INFORMATION SHOWN:
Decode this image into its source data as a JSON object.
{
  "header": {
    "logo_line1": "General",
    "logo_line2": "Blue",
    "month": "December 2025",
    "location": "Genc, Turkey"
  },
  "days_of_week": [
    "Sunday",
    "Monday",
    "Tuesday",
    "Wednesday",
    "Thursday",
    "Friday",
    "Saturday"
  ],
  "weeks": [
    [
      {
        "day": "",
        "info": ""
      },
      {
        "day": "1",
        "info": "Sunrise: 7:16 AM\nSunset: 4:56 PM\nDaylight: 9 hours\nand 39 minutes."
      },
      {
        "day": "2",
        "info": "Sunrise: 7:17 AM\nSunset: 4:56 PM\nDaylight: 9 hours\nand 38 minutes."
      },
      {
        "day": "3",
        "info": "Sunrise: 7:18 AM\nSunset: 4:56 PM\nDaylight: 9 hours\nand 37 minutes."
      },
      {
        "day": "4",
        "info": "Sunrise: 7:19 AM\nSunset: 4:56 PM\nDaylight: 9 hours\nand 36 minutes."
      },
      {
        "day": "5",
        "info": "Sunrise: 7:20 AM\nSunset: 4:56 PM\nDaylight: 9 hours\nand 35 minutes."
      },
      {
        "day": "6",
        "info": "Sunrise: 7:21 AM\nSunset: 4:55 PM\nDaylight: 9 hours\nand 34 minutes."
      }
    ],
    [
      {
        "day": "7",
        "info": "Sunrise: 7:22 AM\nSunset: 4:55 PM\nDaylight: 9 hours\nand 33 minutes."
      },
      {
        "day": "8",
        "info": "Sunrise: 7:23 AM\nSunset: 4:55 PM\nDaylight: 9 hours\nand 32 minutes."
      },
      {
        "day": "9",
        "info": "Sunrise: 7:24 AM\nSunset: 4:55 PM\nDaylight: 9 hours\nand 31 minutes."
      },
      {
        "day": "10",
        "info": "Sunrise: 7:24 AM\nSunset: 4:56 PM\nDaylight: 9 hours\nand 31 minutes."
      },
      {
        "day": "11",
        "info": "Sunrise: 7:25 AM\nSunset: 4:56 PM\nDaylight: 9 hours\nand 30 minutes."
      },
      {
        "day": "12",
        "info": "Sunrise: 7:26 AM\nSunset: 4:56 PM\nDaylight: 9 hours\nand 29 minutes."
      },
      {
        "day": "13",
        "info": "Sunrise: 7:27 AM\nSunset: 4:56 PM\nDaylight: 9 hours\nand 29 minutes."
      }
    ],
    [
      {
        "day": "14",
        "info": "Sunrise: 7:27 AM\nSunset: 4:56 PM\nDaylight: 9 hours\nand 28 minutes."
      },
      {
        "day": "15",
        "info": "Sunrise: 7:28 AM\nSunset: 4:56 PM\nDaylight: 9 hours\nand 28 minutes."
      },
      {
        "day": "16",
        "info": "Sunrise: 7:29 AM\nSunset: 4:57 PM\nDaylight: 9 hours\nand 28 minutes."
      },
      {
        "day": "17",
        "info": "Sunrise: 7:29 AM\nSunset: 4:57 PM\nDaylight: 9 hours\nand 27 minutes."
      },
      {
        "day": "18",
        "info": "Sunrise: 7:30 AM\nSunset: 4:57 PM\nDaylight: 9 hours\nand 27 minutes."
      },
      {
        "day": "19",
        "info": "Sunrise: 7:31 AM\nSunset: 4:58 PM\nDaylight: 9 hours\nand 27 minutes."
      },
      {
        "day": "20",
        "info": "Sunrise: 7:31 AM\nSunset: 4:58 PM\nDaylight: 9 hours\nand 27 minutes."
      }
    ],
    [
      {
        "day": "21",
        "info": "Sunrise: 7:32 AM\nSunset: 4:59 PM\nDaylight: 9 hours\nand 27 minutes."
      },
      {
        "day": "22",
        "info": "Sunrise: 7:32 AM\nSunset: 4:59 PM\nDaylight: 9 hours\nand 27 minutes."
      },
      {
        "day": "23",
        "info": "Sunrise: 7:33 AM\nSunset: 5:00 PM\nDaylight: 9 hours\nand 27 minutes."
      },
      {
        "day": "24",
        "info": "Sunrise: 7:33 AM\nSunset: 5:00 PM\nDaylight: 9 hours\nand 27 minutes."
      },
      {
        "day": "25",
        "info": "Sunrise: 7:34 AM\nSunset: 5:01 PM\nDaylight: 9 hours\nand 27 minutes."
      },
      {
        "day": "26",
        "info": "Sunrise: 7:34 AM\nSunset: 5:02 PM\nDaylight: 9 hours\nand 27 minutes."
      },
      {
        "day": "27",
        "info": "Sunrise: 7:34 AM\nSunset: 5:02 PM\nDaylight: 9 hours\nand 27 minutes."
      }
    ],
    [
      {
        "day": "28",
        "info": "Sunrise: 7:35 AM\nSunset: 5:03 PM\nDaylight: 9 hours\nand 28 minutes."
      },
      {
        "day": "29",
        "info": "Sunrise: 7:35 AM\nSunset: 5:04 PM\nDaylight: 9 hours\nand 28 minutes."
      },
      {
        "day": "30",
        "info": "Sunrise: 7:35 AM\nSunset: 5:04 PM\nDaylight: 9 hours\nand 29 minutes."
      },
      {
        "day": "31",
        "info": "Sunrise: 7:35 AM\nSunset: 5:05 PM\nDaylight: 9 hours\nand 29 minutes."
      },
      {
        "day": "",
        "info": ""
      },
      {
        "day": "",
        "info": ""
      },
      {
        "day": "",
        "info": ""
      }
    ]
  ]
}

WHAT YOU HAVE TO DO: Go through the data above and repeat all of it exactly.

OUTPUT:
Decode this image into its source data as a JSON object.
{
  "header": {
    "logo_line1": "General",
    "logo_line2": "Blue",
    "month": "December 2025",
    "location": "Genc, Turkey"
  },
  "days_of_week": [
    "Sunday",
    "Monday",
    "Tuesday",
    "Wednesday",
    "Thursday",
    "Friday",
    "Saturday"
  ],
  "weeks": [
    [
      {
        "day": "",
        "info": ""
      },
      {
        "day": "1",
        "info": "Sunrise: 7:16 AM\nSunset: 4:56 PM\nDaylight: 9 hours\nand 39 minutes."
      },
      {
        "day": "2",
        "info": "Sunrise: 7:17 AM\nSunset: 4:56 PM\nDaylight: 9 hours\nand 38 minutes."
      },
      {
        "day": "3",
        "info": "Sunrise: 7:18 AM\nSunset: 4:56 PM\nDaylight: 9 hours\nand 37 minutes."
      },
      {
        "day": "4",
        "info": "Sunrise: 7:19 AM\nSunset: 4:56 PM\nDaylight: 9 hours\nand 36 minutes."
      },
      {
        "day": "5",
        "info": "Sunrise: 7:20 AM\nSunset: 4:56 PM\nDaylight: 9 hours\nand 35 minutes."
      },
      {
        "day": "6",
        "info": "Sunrise: 7:21 AM\nSunset: 4:55 PM\nDaylight: 9 hours\nand 34 minutes."
      }
    ],
    [
      {
        "day": "7",
        "info": "Sunrise: 7:22 AM\nSunset: 4:55 PM\nDaylight: 9 hours\nand 33 minutes."
      },
      {
        "day": "8",
        "info": "Sunrise: 7:23 AM\nSunset: 4:55 PM\nDaylight: 9 hours\nand 32 minutes."
      },
      {
        "day": "9",
        "info": "Sunrise: 7:24 AM\nSunset: 4:55 PM\nDaylight: 9 hours\nand 31 minutes."
      },
      {
        "day": "10",
        "info": "Sunrise: 7:24 AM\nSunset: 4:56 PM\nDaylight: 9 hours\nand 31 minutes."
      },
      {
        "day": "11",
        "info": "Sunrise: 7:25 AM\nSunset: 4:56 PM\nDaylight: 9 hours\nand 30 minutes."
      },
      {
        "day": "12",
        "info": "Sunrise: 7:26 AM\nSunset: 4:56 PM\nDaylight: 9 hours\nand 29 minutes."
      },
      {
        "day": "13",
        "info": "Sunrise: 7:27 AM\nSunset: 4:56 PM\nDaylight: 9 hours\nand 29 minutes."
      }
    ],
    [
      {
        "day": "14",
        "info": "Sunrise: 7:27 AM\nSunset: 4:56 PM\nDaylight: 9 hours\nand 28 minutes."
      },
      {
        "day": "15",
        "info": "Sunrise: 7:28 AM\nSunset: 4:56 PM\nDaylight: 9 hours\nand 28 minutes."
      },
      {
        "day": "16",
        "info": "Sunrise: 7:29 AM\nSunset: 4:57 PM\nDaylight: 9 hours\nand 28 minutes."
      },
      {
        "day": "17",
        "info": "Sunrise: 7:29 AM\nSunset: 4:57 PM\nDaylight: 9 hours\nand 27 minutes."
      },
      {
        "day": "18",
        "info": "Sunrise: 7:30 AM\nSunset: 4:57 PM\nDaylight: 9 hours\nand 27 minutes."
      },
      {
        "day": "19",
        "info": "Sunrise: 7:31 AM\nSunset: 4:58 PM\nDaylight: 9 hours\nand 27 minutes."
      },
      {
        "day": "20",
        "info": "Sunrise: 7:31 AM\nSunset: 4:58 PM\nDaylight: 9 hours\nand 27 minutes."
      }
    ],
    [
      {
        "day": "21",
        "info": "Sunrise: 7:32 AM\nSunset: 4:59 PM\nDaylight: 9 hours\nand 27 minutes."
      },
      {
        "day": "22",
        "info": "Sunrise: 7:32 AM\nSunset: 4:59 PM\nDaylight: 9 hours\nand 27 minutes."
      },
      {
        "day": "23",
        "info": "Sunrise: 7:33 AM\nSunset: 5:00 PM\nDaylight: 9 hours\nand 27 minutes."
      },
      {
        "day": "24",
        "info": "Sunrise: 7:33 AM\nSunset: 5:00 PM\nDaylight: 9 hours\nand 27 minutes."
      },
      {
        "day": "25",
        "info": "Sunrise: 7:34 AM\nSunset: 5:01 PM\nDaylight: 9 hours\nand 27 minutes."
      },
      {
        "day": "26",
        "info": "Sunrise: 7:34 AM\nSunset: 5:02 PM\nDaylight: 9 hours\nand 27 minutes."
      },
      {
        "day": "27",
        "info": "Sunrise: 7:34 AM\nSunset: 5:02 PM\nDaylight: 9 hours\nand 27 minutes."
      }
    ],
    [
      {
        "day": "28",
        "info": "Sunrise: 7:35 AM\nSunset: 5:03 PM\nDaylight: 9 hours\nand 28 minutes."
      },
      {
        "day": "29",
        "info": "Sunrise: 7:35 AM\nSunset: 5:04 PM\nDaylight: 9 hours\nand 28 minutes."
      },
      {
        "day": "30",
        "info": "Sunrise: 7:35 AM\nSunset: 5:04 PM\nDaylight: 9 hours\nand 29 minutes."
      },
      {
        "day": "31",
        "info": "Sunrise: 7:35 AM\nSunset: 5:05 PM\nDaylight: 9 hours\nand 29 minutes."
      },
      {
        "day": "",
        "info": ""
      },
      {
        "day": "",
        "info": ""
      },
      {
        "day": "",
        "info": ""
      }
    ]
  ]
}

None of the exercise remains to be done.